An interesting form of theatre with ancient origins that is well known at this time of the year is the pantomime.
Guyana’s National Drama Festival (NDF) 2016 completed all its performances on November 27 last, but the final curtain will not close until after the winners are announced and the prizes distributed.
The finals of the National Drama Festival (NDF) begins tonight at the National Cultural Centre with one of the plays in the Open Full-Length Category.
The National Drama Festival (NDF) 2016 is now in progress. Among its key objectives are the grand exhibition of the best of Guyanese theatre; the advancement of the dramatic arts and the improvement of theatrical skills; the promotion of new theatre both in terms of written plays to enlarge the corpus of Guyanese drama and extending the frontiers of theatrical form, dramatic styles in both writing and directing techniques; providing instruction through drama; and addressing national and social issues through the use of the stage.
Cultural change continues to be a very interesting study.

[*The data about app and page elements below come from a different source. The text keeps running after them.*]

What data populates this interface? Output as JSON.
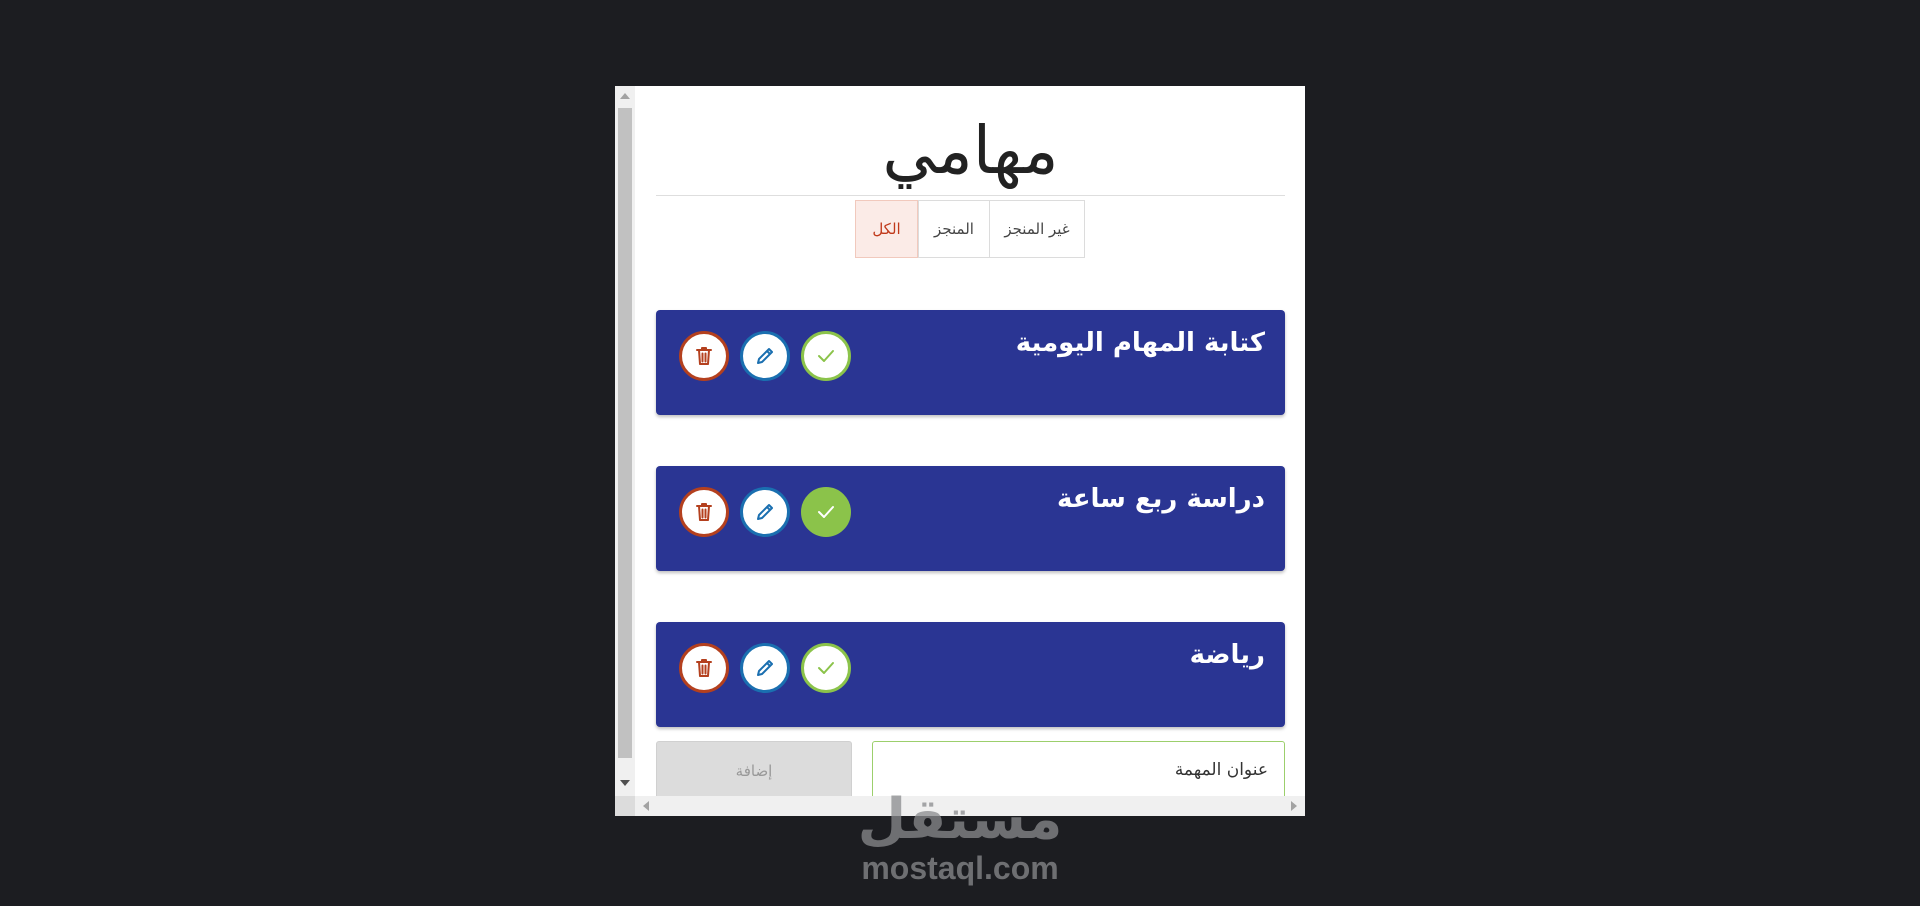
{
  "app": {
    "title": "مهامي"
  },
  "filters": {
    "tabs": [
      {
        "label": "الكل",
        "active": true
      },
      {
        "label": "المنجز",
        "active": false
      },
      {
        "label": "غير المنجز",
        "active": false
      }
    ]
  },
  "tasks": [
    {
      "title": "كتابة المهام اليومية",
      "done": false
    },
    {
      "title": "دراسة ربع ساعة",
      "done": true
    },
    {
      "title": "رياضة",
      "done": false
    }
  ],
  "add_form": {
    "input_value": "عنوان المهمة",
    "button_label": "إضافة"
  },
  "icons": {
    "delete": "trash-icon",
    "edit": "pencil-icon",
    "done": "check-icon"
  },
  "colors": {
    "page_background": "#1c1d21",
    "card": "#2a3593",
    "delete": "#b4401e",
    "edit": "#1a6fb0",
    "done": "#8bc34a",
    "active_tab_text": "#c0391b",
    "active_tab_bg": "#fbebe7"
  },
  "watermark": {
    "arabic": "مستقل",
    "latin": "mostaql.com"
  }
}
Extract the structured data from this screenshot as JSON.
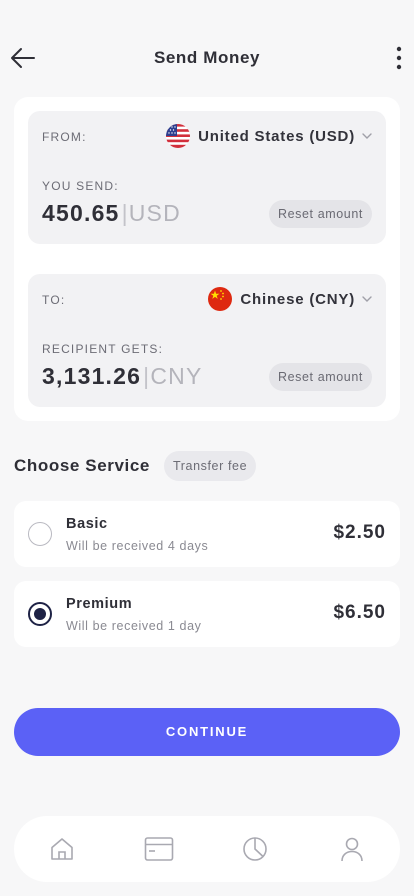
{
  "header": {
    "title": "Send Money"
  },
  "exchange": {
    "from": {
      "label": "FROM:",
      "currency": "United States (USD)",
      "amount_label": "YOU SEND:",
      "amount": "450.65",
      "separator": "|",
      "unit": "USD",
      "reset_label": "Reset amount"
    },
    "to": {
      "label": "TO:",
      "currency": "Chinese (CNY)",
      "amount_label": "RECIPIENT GETS:",
      "amount": "3,131.26",
      "separator": "|",
      "unit": "CNY",
      "reset_label": "Reset amount"
    }
  },
  "service": {
    "title": "Choose Service",
    "badge": "Transfer fee",
    "options": [
      {
        "name": "Basic",
        "desc": "Will be received 4 days",
        "price": "$2.50",
        "selected": false
      },
      {
        "name": "Premium",
        "desc": "Will be received 1 day",
        "price": "$6.50",
        "selected": true
      }
    ]
  },
  "actions": {
    "continue_label": "CONTINUE"
  },
  "nav": {
    "items": [
      "home-icon",
      "card-icon",
      "chart-icon",
      "profile-icon"
    ]
  },
  "colors": {
    "accent": "#5b61f6",
    "radio_selected": "#1e2245",
    "background": "#f7f7f8"
  }
}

We have from time to time commented on factors of change in Guyana and the Caribbean and have remarked at what has been observed in some cultural traditions.
Among the honours, recognition and tributes paid to Malcolm Corrica, MS, popularly known as Lord Canary, (March 21, 1937 – October 10, 2016), is a publication of his biography written by Allan A Fenty.
A play, Brixton Stories by Biyi Bandele, was performed at the Theatre Guild Playhouse recently under special circumstances.
It is imperative at this time to put on record another tribute to Dr Doris Elrina Rogers, distinguished artist, art educator, researcher, administrator, Professor Emeritus of the University of Guyana and Lifetime Fellow of the Institute of Creative Arts, Guyana, who died last week.
Castellani House is currently exhibiting “Homage to Denis Williams: An Exhibition of Artworks by Indigenous Artists – Celebrating Amerindian Heritage Month” at the National Gallery of Art, running until October 15.
There Was An Indian There was an Indian, who had known no change, Who strayed content along a sunlit beach Gathering shells.
The Guyana Hindu Dharmic Sabha last week presented their annual theatre Naya Zamana 21, a theatrical adventure titled ‘Lost In Time.’ It showed a very settled, top-flight theatrical production whose serious emphasis was not on a dramatic play or plot, but on dance theatre production and tradition where its real significant achievements lie.
Here begynneth a treatyse how þe hye Fader of Heven sendeth Dethe to somon every creature to come and gyve acounte of theyr lyves in this worlde, and is in maner of a morall playe.
1st of AUGUST, 1838 ‘Oh ye first of August freed men who now liberty enjoy; Salute the day and shout hurrah to Queen Victoria; On this glad day the galling chains of Slavery were broke From off the necks of Afric’s sons, who bled beneath its yoke.
The National Dance Company (NDC) last week staged ‘A Celebration of African Heritage,’ as one of its six regular annual programmes on specified themes at different times of the year.
African dance will no doubt be at the top of the agenda during this season of Emancipation celebrations.